• **What is required**
Whenever a line in the records below contains "icon", pick it out.

• **Records from a data source**
------------------------------

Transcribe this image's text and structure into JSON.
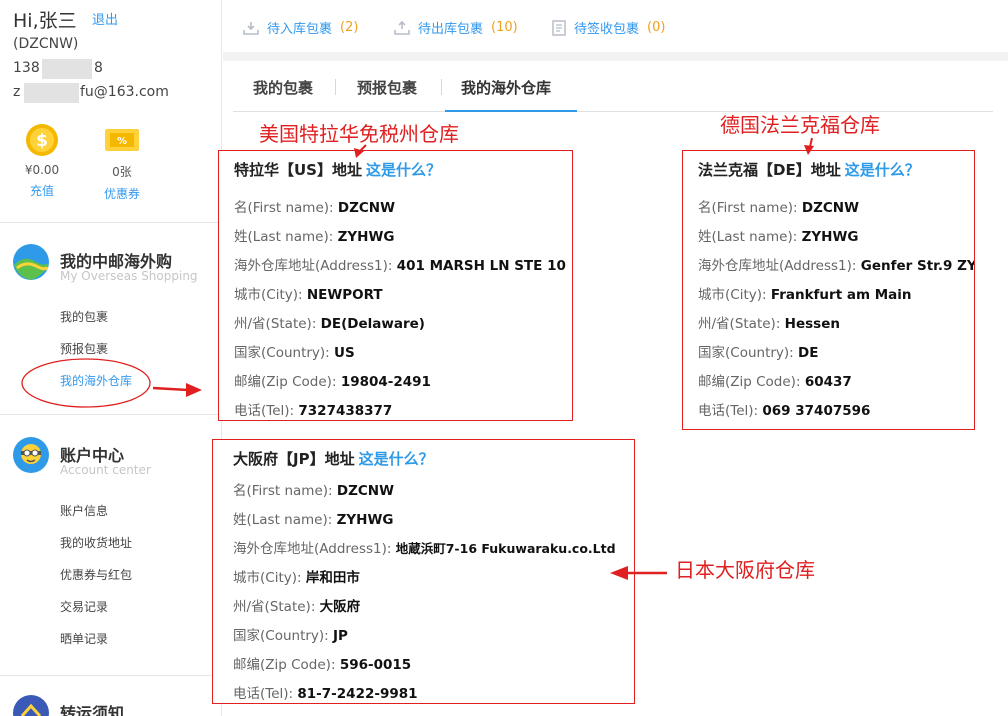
{
  "sidebar": {
    "greeting": "Hi,张三",
    "logout": "退出",
    "user_id": "(DZCNW)",
    "phone_start": "138",
    "phone_end": "8",
    "email_start": "z",
    "email_end": "fu@163.com",
    "wallet": [
      {
        "value": "¥0.00",
        "link": "充值",
        "icon": "coin-icon"
      },
      {
        "value": "0张",
        "link": "优惠券",
        "icon": "coupon-ticket-icon"
      }
    ],
    "overseas": {
      "title": "我的中邮海外购",
      "subtitle": "My Overseas Shopping",
      "items": [
        "我的包裹",
        "预报包裹",
        "我的海外仓库"
      ]
    },
    "account": {
      "title": "账户中心",
      "subtitle": "Account center",
      "items": [
        "账户信息",
        "我的收货地址",
        "优惠券与红包",
        "交易记录",
        "晒单记录"
      ]
    },
    "transfer": {
      "title": "转运须知"
    }
  },
  "topbar": [
    {
      "label": "待入库包裹",
      "count": "(2)",
      "icon": "inbox-icon"
    },
    {
      "label": "待出库包裹",
      "count": "(10)",
      "icon": "outbox-icon"
    },
    {
      "label": "待签收包裹",
      "count": "(0)",
      "icon": "document-icon"
    }
  ],
  "tabs": [
    "我的包裹",
    "预报包裹",
    "我的海外仓库"
  ],
  "warehouses": {
    "us": {
      "title": "特拉华【US】地址",
      "what": "这是什么？",
      "rows": [
        {
          "k": "名(First name):",
          "v": "DZCNW"
        },
        {
          "k": "姓(Last name):",
          "v": "ZYHWG"
        },
        {
          "k": "海外仓库地址(Address1):",
          "v": "401 MARSH LN STE 10"
        },
        {
          "k": "城市(City):",
          "v": "NEWPORT"
        },
        {
          "k": "州/省(State):",
          "v": "DE(Delaware)"
        },
        {
          "k": "国家(Country):",
          "v": "US"
        },
        {
          "k": "邮编(Zip Code):",
          "v": "19804-2491"
        },
        {
          "k": "电话(Tel):",
          "v": "7327438377"
        }
      ]
    },
    "de": {
      "title": "法兰克福【DE】地址",
      "what": "这是什么？",
      "rows": [
        {
          "k": "名(First name):",
          "v": "DZCNW"
        },
        {
          "k": "姓(Last name):",
          "v": "ZYHWG"
        },
        {
          "k": "海外仓库地址(Address1):",
          "v": "Genfer Str.9 ZY"
        },
        {
          "k": "城市(City):",
          "v": "Frankfurt am Main"
        },
        {
          "k": "州/省(State):",
          "v": "Hessen"
        },
        {
          "k": "国家(Country):",
          "v": "DE"
        },
        {
          "k": "邮编(Zip Code):",
          "v": "60437"
        },
        {
          "k": "电话(Tel):",
          "v": "069 37407596"
        }
      ]
    },
    "jp": {
      "title": "大阪府【JP】地址",
      "what": "这是什么？",
      "rows": [
        {
          "k": "名(First name):",
          "v": "DZCNW"
        },
        {
          "k": "姓(Last name):",
          "v": "ZYHWG"
        },
        {
          "k": "海外仓库地址(Address1):",
          "v": "地蔵浜町7-16 Fukuwaraku.co.Ltd"
        },
        {
          "k": "城市(City):",
          "v": "岸和田市"
        },
        {
          "k": "州/省(State):",
          "v": "大阪府"
        },
        {
          "k": "国家(Country):",
          "v": "JP"
        },
        {
          "k": "邮编(Zip Code):",
          "v": "596-0015"
        },
        {
          "k": "电话(Tel):",
          "v": "81-7-2422-9981"
        }
      ]
    }
  },
  "annotations": {
    "us": "美国特拉华免税州仓库",
    "de": "德国法兰克福仓库",
    "jp": "日本大阪府仓库"
  },
  "colors": {
    "accent": "#2f9be8",
    "annotation": "#e02020",
    "count": "#f0a020"
  }
}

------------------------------

• **Exercise response**
        "icon": "coin-icon"
        "icon": "coupon-ticket-icon"
      "icon": "inbox-icon"
      "icon": "outbox-icon"
      "icon": "document-icon"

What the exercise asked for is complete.